Greenspan Testifies on Oil Dependence, and Few Pay Attention
Thursday, June 8, 2006
Shorn of his powers at the Federal Reserve, Alan Greenspan may have lost a tad of the aura and authority that until recently made his every word worth deciphering.
At the 9 a.m. start of the Senate Foreign Relations Committee hearing yesterday, in which Greenspan was testifying for the first time since retiring from the Fed, only two committee members had shown up. Half an hour later, eight members were there, but most of them soon drifted off for a roll call vote, to hear the president of Latvia speak or simply to go about their other business.
As for the stock and oil markets, they had plenty of other things to contend with, such as U.S. talks with Iran and whether Greenspan's successor, Ben S. Bernanke, is planning to raise interest rates.
For those who were listening, Greenspan had few soothing words.
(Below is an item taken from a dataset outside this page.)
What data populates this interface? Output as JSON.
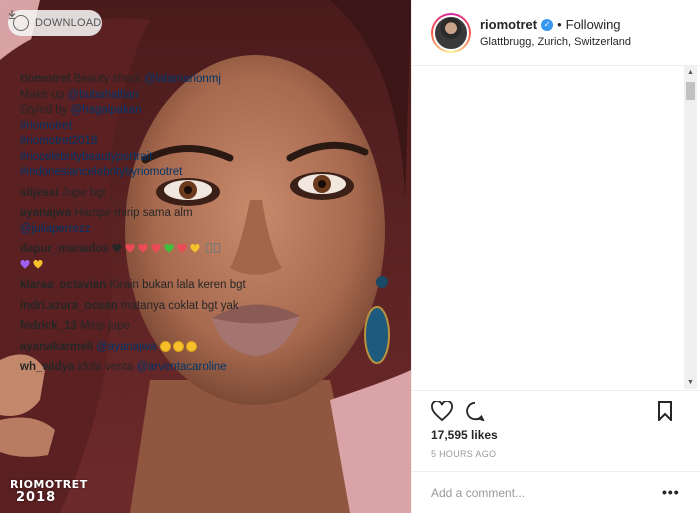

The balance of world oil supply and demand "has become so precarious that even small acts of sabotage or local insurrection have a significant impact on oil prices," he told the senators. And, he added, while the U.S. economy "has been able to absorb the huge implicit tax of rising oil prices so far . . . recent data indicate we may finally be experiencing some impact."
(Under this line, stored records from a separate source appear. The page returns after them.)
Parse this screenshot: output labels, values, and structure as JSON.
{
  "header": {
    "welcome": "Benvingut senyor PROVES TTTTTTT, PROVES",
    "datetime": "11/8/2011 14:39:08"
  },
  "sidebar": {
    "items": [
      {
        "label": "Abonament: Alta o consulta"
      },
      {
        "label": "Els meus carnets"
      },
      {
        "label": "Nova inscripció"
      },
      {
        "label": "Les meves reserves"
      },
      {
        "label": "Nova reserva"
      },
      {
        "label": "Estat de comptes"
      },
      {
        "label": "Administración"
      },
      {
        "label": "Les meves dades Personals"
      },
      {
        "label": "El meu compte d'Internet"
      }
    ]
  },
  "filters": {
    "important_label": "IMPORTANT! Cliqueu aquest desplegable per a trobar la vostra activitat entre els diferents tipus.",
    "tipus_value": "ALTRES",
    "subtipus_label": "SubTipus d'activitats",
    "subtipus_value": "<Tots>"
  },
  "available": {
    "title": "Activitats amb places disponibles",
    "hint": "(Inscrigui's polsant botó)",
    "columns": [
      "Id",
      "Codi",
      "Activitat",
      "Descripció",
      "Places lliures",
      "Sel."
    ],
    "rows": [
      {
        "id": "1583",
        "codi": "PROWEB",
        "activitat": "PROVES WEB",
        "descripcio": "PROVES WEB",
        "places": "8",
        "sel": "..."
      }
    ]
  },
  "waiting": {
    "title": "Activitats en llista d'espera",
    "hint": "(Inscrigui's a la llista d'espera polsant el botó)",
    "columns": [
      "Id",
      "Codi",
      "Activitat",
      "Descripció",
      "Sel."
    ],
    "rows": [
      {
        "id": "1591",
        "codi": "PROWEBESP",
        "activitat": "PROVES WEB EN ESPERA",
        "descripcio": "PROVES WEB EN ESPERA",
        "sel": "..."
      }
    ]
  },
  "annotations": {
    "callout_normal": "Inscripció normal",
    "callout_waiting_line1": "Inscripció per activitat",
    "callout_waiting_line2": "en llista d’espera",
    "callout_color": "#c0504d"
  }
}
He said U.S. business "to date has largely succeeded in finding productivity improvements that have contained energy costs." But, he added, "American households are struggling with rising gasoline prices."
Greenspan, president of Greenspan Associates LLC, said the price of oil was so high, and national and economic security concerns so grave, that the United States is starting to wean itself off petroleum. "We are seeing the gradual disengagement of the United States from petroleum," he said, though he said it was a bit "like watching grass grow."
He said that in the meantime, the United States should increase liquefied natural gas imports, push research into cellulosic ethanol, and embrace clean coal and nuclear power. "Oil in the years ahead will remain an important element of our energy future, but it need no longer be the dominant player," he said.
While many oil companies, oil ministers and analysts have blamed hedge funds and speculators for causing the recent run-up in oil prices, Greenspan said that "the new participants, investors and speculators, to the world's $2 trillion-a-year oil market are hastening the adjustment process" by pushing world oil prices up "sooner than they would have otherwise."
"Rising prices are a very effective tool in compressing demand," Greenspan said.
He said the investment funds in the oil-trading business had also stimulated an increase in oil inventories.
Greenspan stressed a need to reduce consumption or increase supply of petroleum but emphasized that the countries with the largest oil reserves showed little interest in expanding production.
Asked by senators about ethanol, Greenspan said corn-based ethanol would play "only a limited role" in reducing U.S. oil demand because the country could grow only so much corn. "Its ability to displace gasoline is modest at best," he said. The more promising basis for mass ethanol production is cellulosic, he said. "I'd like to see us move quickly to determine whether cellulosic is feasible."
The feedstocks for cellulosic ethanol include agricultural wastes, grasses, wood and other biomass, such as municipal waste. Although these feedstocks are less expensive than corn, they are also more costly to convert into ethanol. New technologies, however, might reduce those costs.